The fourth annual Walker Percy Festival will be May 31 through June 2, 2019 in St. Francisville, Louisiana, a mere 20 minute-drive from the campground. Enjoy food, craft beer and bourbon and live music while attending presentations, lectures, readings and panel discussions by renowned Percy scholars, as well as a series of social and culinary events inspired by the author’s most famous works.

4. Go to a Rodeo

Louisiana State Penitentiary (known as Angola) gates, home of the Angola Prison Rodeo

For more than 40 years, the Louisiana State Penitentiary—also known as “Angola”—has been putting on the Angola Prison Rodeo and Craft Show, an experience completely run by the prisoners and prison staff, as a way to provide inmates with an opportunity to change in a positive way. It started in 1965 and is the longest-running prison rodeo in the nation. There, you’ll find that the prisoners not only help with the logistics of the event, they’re actually in the rodeo, riding horses, performing in races, and more.

Not only is it a professionally-run rodeo, but there’s an arts and crafts festival and tons of food. You can catch the festival and rodeo each Sunday in October. Proceeds cover rodeo expenses and supplement the Louisiana State Penitentiary Inmate Welfare Fund, which provides inmates educational and recreational supplies. The Louisiana State Penitentiary, where the rodeo takes place, is located just 15 minutes from the Tunica Hills campsite.

5. Explore the Town of St. Francisville

Home in St. Francisville, LA

Just 15 miles from the Tunica Hill Campground is the small, charming town of St. Francisville in West Feliciana Parish. Not only can you visit the many historic plantations there, but you can tour several botanical gardens and museums, eat at the local restaurants and cafes, enjoy shopping in the boutiques and galleries, and also visit the many festivals the town hosts every year.


Charles Moss

Charles Moss

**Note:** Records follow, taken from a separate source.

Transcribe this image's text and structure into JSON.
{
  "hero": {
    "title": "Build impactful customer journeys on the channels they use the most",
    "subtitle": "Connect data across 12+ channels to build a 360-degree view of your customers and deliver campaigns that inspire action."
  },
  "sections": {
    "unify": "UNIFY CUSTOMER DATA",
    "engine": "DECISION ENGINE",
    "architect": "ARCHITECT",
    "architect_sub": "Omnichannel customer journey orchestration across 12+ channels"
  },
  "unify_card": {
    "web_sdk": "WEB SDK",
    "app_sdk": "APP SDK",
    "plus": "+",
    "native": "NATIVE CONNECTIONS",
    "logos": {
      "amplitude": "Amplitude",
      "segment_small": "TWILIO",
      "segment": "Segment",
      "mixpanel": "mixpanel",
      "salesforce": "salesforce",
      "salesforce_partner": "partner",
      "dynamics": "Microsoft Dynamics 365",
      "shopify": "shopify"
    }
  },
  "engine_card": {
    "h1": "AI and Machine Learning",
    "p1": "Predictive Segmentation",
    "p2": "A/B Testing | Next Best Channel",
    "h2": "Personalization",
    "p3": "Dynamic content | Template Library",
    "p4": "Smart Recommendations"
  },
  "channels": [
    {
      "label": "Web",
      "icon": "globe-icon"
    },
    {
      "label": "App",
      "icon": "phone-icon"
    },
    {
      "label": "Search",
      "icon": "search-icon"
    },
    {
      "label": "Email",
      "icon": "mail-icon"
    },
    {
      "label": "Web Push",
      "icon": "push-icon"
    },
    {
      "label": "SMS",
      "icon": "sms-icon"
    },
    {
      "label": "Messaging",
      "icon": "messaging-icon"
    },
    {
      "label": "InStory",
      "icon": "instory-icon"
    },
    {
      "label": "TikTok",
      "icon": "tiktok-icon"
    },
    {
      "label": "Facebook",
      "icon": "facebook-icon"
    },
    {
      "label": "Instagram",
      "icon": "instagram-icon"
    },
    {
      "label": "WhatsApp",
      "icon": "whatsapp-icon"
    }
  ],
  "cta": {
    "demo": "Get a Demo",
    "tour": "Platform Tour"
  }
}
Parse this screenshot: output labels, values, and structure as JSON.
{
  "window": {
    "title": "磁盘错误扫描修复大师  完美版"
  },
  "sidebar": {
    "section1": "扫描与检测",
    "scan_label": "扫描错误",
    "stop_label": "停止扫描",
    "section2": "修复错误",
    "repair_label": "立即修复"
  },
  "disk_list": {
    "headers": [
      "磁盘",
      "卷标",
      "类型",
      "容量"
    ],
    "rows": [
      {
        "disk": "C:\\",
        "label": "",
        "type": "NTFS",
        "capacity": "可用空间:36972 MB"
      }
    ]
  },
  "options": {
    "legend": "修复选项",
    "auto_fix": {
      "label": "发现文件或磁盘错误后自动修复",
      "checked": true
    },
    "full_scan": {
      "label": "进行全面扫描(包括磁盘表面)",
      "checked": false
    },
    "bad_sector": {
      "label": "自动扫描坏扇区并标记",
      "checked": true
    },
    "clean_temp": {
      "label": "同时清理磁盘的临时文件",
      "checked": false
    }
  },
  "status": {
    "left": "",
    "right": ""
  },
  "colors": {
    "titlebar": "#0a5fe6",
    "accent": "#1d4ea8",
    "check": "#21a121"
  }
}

Charles Moss is a freelance writer with bylines in The Atlantic, Washington Post, Vice, Slate, The Week, The Bitter Southerner and other outlets. A lifelong resident of Chattanooga, Tennessee, he and his family enjoy camping, hiking and all the beauty the Scenic City has to offer.